- **Problem requirements**
Lines with "data": copy each one from the listing below.

"""

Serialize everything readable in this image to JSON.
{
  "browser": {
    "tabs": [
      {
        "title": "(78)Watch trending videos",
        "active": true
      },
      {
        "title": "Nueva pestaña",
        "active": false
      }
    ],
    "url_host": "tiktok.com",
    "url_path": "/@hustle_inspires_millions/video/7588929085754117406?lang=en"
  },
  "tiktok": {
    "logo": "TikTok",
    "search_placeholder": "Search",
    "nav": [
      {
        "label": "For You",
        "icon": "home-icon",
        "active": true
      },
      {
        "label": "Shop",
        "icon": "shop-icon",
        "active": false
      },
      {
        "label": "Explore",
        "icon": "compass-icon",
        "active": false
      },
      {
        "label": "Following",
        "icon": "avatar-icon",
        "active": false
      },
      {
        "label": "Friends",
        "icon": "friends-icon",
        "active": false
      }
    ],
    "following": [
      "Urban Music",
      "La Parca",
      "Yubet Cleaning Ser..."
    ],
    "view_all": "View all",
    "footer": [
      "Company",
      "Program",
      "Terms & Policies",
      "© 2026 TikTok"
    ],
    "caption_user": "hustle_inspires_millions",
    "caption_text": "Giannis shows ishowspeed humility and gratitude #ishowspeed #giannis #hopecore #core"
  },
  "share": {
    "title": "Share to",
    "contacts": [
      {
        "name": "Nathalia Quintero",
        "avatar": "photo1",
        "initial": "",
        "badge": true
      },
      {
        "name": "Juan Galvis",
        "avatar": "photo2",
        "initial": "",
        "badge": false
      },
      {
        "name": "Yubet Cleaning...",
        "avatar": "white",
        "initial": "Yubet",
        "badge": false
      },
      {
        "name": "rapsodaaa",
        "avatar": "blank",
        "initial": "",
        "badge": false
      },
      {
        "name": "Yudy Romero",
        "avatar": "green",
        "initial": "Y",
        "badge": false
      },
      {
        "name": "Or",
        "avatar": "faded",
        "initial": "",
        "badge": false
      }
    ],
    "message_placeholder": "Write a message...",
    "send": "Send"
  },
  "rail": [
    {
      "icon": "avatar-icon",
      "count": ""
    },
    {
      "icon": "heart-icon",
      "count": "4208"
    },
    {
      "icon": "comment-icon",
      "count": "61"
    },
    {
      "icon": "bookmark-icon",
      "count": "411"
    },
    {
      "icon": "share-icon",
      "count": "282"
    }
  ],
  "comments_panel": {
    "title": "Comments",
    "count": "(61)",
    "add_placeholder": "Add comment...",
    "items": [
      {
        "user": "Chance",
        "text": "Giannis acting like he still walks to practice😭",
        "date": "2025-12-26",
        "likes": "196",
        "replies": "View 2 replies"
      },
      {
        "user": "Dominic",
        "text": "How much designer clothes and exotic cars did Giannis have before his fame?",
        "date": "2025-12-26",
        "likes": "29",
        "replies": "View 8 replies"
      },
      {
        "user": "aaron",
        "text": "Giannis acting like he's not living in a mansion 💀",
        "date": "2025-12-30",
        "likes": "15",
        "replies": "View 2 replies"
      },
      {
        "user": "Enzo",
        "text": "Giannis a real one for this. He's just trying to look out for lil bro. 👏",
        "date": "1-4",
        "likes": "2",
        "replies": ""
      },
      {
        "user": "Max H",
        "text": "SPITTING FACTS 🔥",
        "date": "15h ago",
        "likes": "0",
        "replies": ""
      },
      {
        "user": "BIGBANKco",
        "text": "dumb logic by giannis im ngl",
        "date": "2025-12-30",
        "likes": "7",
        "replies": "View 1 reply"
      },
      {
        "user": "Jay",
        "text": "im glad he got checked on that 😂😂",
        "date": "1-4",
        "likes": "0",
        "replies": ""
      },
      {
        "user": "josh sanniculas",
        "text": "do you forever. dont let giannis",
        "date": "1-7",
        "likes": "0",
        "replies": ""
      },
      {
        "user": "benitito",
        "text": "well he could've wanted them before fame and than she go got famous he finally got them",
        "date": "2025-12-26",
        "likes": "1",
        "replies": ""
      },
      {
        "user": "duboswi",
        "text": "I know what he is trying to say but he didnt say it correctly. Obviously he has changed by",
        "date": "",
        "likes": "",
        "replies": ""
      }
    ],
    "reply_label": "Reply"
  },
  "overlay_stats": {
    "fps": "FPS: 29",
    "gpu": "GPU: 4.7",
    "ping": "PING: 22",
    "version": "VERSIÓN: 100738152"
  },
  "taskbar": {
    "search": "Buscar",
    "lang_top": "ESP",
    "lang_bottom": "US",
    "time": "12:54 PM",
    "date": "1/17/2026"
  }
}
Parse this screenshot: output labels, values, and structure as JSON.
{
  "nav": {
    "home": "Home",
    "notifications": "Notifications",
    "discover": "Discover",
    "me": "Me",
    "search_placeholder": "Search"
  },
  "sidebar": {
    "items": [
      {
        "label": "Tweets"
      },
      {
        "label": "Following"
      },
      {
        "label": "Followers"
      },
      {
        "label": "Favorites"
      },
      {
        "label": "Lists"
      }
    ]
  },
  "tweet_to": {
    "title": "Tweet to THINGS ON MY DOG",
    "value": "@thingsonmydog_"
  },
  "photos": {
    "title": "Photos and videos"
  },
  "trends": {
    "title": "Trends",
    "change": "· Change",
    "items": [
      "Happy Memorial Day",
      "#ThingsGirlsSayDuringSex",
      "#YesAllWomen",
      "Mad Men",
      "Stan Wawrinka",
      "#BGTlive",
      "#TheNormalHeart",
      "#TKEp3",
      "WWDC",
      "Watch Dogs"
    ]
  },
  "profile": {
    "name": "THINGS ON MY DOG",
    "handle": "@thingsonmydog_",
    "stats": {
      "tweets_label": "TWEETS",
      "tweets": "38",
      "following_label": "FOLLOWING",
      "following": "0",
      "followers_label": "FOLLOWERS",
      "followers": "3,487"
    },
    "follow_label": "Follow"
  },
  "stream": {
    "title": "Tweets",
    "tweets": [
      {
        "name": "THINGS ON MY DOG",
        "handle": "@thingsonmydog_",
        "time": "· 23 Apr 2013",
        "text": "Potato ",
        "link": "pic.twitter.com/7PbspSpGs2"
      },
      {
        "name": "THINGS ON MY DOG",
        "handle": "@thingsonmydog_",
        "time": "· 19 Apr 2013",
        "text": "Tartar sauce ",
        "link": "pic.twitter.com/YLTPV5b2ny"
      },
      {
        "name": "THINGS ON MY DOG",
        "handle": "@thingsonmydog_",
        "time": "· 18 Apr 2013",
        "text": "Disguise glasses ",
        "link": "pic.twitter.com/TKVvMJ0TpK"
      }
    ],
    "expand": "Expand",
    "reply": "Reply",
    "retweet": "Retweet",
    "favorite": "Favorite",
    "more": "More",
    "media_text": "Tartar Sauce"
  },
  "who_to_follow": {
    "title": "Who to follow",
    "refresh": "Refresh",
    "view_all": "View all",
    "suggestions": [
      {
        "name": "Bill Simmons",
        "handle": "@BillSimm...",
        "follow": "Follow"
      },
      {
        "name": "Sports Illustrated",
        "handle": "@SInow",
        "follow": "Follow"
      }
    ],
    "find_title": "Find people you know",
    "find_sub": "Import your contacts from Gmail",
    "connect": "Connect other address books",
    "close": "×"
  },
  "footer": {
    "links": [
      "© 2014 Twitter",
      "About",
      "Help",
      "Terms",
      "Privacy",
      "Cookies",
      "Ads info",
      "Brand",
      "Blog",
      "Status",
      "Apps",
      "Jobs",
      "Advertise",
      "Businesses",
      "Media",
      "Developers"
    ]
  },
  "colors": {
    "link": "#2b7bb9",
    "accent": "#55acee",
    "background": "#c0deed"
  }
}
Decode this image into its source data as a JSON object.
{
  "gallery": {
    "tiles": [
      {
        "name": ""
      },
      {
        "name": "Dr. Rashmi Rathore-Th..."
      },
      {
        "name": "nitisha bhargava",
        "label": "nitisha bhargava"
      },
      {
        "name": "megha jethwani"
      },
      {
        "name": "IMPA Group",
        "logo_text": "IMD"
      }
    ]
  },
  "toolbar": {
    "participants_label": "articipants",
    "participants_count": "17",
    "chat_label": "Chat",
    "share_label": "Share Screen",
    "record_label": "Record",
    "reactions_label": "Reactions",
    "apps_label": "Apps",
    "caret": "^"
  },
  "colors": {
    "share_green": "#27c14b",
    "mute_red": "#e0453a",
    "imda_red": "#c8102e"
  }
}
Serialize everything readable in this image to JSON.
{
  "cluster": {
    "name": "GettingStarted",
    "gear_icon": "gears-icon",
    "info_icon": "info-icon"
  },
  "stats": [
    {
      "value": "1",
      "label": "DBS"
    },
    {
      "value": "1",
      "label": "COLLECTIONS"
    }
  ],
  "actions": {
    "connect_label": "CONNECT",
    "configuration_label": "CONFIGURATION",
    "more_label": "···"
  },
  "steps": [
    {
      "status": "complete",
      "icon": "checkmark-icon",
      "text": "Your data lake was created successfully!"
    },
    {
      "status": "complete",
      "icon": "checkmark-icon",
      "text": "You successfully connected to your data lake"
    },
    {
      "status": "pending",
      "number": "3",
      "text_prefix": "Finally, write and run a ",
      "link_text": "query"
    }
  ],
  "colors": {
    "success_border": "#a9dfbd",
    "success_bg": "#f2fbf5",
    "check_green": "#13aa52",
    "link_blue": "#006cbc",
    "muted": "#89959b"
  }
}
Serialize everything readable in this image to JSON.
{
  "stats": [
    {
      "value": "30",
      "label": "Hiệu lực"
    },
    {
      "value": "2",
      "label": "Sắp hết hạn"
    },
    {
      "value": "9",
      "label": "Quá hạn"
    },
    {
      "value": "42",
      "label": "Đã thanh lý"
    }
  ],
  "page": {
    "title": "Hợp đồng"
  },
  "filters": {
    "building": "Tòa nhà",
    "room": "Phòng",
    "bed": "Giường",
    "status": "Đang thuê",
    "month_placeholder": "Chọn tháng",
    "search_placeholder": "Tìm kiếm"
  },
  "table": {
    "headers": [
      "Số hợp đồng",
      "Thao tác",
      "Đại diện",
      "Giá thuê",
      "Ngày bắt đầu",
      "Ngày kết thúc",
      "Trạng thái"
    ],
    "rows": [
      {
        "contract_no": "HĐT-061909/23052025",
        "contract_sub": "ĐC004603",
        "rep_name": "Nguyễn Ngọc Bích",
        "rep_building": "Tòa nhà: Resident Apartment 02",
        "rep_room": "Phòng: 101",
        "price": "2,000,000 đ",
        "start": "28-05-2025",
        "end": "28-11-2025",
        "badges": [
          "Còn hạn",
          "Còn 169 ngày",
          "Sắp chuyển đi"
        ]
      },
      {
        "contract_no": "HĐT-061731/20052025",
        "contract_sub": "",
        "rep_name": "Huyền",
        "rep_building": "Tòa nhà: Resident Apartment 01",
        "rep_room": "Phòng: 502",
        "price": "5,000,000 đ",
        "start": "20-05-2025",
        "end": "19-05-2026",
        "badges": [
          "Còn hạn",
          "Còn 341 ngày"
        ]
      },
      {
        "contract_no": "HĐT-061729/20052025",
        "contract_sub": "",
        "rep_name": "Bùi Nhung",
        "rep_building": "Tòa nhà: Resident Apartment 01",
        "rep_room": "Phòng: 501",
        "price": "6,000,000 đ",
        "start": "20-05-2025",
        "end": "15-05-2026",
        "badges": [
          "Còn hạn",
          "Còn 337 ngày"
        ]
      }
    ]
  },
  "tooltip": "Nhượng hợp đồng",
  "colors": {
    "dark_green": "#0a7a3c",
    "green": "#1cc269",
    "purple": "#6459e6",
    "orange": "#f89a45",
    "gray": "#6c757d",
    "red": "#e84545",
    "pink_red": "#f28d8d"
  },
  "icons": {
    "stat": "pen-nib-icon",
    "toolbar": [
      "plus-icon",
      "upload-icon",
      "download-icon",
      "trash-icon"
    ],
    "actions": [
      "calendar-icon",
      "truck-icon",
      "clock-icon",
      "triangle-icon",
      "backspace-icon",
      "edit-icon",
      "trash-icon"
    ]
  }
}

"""

- **Written solution**
Decode this image into its source data as a JSON object.
      "text": "Your data lake was created successfully!"
      "text": "You successfully connected to your data lake"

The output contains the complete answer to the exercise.